**TASK TO CARRY OUT**
Each line of the records below that contains "accent" needs to be copied.

◆ ◆ ◆ ◆ ◆

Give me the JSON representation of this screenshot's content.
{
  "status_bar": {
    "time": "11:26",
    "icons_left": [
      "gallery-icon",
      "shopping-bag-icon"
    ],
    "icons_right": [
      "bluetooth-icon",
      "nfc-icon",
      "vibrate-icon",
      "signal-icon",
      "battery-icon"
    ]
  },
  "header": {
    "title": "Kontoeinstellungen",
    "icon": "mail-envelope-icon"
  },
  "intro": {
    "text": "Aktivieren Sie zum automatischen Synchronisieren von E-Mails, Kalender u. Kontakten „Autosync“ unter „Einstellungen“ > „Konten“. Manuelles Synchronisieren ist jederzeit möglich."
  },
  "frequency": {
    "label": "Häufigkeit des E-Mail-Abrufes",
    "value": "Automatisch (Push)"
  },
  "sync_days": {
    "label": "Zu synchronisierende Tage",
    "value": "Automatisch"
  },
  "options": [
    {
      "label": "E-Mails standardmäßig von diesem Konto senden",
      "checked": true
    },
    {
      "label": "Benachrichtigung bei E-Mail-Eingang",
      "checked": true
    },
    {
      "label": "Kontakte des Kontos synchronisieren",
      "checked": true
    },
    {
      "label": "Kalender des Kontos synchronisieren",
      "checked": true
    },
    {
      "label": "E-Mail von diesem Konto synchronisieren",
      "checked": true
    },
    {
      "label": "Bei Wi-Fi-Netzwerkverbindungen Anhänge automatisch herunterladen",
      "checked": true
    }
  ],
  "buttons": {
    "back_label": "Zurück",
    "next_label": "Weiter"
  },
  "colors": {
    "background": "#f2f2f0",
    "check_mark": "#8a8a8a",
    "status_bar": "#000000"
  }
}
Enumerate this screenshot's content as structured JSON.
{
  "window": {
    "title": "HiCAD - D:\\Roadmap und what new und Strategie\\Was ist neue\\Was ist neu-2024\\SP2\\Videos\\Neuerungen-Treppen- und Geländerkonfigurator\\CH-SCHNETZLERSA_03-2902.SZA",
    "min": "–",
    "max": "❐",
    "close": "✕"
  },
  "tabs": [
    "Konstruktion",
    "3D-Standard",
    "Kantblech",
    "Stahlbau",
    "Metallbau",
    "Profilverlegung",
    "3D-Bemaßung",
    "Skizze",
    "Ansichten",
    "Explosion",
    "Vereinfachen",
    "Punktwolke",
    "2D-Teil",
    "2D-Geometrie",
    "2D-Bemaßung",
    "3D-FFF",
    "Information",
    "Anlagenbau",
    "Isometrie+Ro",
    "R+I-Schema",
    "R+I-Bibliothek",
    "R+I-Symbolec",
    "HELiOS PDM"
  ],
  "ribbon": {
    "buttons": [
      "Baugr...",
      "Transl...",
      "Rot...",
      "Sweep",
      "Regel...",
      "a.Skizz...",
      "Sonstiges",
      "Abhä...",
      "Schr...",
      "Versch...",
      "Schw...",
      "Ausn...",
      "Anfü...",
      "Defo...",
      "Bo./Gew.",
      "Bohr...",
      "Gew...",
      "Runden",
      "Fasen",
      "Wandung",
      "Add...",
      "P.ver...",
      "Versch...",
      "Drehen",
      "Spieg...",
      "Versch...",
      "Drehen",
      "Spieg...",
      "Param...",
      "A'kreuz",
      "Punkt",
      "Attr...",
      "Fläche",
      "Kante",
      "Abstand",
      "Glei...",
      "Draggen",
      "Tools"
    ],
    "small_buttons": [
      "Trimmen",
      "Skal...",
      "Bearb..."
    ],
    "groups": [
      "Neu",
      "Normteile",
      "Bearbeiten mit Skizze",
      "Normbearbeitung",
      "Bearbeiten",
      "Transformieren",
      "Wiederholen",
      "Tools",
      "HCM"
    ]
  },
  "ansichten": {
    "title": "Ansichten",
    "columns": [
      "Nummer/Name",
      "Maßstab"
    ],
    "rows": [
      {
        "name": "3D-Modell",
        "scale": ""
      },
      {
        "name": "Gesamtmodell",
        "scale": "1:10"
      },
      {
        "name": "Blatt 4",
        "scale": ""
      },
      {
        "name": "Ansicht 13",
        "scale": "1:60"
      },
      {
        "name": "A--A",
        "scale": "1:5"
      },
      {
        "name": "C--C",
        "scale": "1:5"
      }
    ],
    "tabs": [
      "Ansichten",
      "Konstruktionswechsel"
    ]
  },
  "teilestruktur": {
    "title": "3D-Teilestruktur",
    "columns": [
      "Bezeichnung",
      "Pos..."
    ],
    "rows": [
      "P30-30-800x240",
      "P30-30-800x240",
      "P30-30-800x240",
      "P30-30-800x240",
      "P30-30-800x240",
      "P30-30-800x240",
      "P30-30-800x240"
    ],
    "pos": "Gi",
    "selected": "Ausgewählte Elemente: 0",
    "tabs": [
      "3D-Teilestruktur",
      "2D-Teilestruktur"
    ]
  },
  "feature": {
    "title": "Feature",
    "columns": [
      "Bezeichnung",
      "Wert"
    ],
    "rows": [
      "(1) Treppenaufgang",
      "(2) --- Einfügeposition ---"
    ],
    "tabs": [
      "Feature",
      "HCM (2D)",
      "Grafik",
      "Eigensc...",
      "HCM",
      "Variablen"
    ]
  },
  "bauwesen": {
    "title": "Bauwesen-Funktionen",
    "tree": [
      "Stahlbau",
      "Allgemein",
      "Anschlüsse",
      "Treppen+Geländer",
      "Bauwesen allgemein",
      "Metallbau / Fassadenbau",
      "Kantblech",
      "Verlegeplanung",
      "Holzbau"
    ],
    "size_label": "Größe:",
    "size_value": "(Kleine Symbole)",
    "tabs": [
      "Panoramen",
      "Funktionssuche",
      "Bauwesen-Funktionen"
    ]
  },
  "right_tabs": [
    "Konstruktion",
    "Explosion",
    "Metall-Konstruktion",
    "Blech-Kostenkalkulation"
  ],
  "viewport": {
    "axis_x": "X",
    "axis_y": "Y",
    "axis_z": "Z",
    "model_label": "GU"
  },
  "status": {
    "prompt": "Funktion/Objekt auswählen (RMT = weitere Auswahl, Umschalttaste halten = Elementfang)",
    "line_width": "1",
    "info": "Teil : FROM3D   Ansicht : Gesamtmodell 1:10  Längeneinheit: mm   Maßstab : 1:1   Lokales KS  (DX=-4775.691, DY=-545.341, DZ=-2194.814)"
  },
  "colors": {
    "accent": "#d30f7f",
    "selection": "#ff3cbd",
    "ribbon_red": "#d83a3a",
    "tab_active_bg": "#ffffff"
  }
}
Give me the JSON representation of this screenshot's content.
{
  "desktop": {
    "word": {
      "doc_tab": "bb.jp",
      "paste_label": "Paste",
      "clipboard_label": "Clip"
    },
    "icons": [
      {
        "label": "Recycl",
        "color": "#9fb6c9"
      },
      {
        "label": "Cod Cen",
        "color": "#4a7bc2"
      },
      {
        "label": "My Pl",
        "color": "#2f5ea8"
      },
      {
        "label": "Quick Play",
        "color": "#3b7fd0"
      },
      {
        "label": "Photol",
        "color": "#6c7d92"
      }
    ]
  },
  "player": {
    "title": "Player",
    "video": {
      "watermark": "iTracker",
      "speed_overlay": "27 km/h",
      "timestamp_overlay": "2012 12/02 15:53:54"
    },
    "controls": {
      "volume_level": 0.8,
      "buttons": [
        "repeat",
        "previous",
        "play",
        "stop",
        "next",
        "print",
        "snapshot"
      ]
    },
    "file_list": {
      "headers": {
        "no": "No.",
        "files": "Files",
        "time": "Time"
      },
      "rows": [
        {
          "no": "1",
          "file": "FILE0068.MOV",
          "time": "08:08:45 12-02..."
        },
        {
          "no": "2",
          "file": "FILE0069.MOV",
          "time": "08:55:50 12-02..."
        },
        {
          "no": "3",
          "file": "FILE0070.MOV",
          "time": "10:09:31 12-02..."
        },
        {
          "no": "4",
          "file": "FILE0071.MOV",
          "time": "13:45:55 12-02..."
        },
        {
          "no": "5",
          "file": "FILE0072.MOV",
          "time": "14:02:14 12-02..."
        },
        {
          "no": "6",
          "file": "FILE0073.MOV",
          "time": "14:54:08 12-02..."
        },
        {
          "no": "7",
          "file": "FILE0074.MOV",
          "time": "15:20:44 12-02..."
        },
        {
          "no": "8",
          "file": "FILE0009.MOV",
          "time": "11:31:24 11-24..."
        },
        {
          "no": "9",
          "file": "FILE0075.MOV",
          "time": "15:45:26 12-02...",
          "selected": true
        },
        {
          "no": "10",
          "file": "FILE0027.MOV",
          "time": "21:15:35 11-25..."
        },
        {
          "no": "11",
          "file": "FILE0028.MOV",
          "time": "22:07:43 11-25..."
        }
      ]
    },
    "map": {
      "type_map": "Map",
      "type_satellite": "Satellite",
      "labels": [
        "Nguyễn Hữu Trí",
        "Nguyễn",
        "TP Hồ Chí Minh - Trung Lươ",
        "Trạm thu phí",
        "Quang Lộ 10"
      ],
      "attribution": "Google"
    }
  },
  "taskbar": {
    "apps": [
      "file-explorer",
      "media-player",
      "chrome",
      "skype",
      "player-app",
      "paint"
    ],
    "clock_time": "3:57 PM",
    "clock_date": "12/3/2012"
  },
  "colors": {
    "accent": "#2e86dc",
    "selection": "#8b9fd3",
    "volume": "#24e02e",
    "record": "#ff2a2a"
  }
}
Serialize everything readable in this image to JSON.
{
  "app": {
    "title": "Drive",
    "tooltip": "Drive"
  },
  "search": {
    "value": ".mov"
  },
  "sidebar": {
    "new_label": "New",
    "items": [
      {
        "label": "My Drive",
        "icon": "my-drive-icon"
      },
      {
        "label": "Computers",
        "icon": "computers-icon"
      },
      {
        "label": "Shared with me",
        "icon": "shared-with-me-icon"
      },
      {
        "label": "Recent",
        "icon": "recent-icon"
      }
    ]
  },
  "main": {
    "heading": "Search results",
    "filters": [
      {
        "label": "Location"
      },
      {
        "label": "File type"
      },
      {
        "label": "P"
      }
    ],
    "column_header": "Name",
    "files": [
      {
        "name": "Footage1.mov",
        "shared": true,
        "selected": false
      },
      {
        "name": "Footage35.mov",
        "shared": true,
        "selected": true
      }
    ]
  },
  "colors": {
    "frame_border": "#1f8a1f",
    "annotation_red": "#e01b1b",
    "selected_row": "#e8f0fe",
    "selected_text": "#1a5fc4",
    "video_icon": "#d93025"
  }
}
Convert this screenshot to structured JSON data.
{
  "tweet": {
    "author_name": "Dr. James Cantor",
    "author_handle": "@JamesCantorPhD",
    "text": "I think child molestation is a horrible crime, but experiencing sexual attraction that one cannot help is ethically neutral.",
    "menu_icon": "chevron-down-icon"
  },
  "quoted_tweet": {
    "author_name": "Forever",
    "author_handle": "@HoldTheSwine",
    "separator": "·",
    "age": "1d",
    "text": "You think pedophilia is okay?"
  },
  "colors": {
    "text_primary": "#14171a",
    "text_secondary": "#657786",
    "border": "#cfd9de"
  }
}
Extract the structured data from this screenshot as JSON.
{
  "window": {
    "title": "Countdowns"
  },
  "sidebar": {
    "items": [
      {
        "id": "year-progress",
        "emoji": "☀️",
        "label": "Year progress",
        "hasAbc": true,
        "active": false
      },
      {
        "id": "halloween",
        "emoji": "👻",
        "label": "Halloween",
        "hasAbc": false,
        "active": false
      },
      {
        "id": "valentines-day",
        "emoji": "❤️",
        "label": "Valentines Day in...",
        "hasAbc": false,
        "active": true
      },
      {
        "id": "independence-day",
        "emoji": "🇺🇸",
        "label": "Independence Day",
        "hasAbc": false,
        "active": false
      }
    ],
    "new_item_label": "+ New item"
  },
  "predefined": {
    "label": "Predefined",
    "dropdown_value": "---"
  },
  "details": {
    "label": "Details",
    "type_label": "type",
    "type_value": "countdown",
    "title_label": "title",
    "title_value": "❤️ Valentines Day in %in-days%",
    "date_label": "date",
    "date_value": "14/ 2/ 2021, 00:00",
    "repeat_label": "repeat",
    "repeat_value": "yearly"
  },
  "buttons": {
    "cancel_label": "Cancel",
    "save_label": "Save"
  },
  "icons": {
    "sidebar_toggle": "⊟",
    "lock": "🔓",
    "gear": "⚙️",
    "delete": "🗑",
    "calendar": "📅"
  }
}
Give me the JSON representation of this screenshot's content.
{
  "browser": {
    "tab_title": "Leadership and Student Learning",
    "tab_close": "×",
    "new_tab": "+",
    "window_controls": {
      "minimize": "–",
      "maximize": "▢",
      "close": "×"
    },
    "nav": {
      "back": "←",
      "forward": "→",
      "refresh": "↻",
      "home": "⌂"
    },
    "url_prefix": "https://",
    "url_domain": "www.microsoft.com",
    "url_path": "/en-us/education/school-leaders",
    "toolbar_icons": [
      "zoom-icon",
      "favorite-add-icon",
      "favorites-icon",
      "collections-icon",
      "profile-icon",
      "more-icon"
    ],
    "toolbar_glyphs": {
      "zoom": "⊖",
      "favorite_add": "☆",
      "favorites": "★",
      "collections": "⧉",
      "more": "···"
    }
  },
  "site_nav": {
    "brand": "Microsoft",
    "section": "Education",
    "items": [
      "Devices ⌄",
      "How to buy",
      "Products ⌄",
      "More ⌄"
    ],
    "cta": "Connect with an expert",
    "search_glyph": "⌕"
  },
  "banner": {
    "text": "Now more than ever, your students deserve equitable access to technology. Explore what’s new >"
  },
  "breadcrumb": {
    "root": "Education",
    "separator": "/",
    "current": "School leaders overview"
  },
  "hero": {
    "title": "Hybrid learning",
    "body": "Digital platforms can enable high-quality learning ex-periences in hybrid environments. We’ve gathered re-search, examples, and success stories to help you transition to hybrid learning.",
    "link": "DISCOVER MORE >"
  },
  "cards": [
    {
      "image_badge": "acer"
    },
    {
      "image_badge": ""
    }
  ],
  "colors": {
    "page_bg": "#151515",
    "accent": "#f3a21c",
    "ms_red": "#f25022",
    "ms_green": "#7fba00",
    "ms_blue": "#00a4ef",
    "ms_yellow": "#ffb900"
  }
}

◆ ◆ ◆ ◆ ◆

**COMPLETED TASK**
    "accent": "#d30f7f",
    "accent": "#2e86dc",
    "accent": "#f3a21c",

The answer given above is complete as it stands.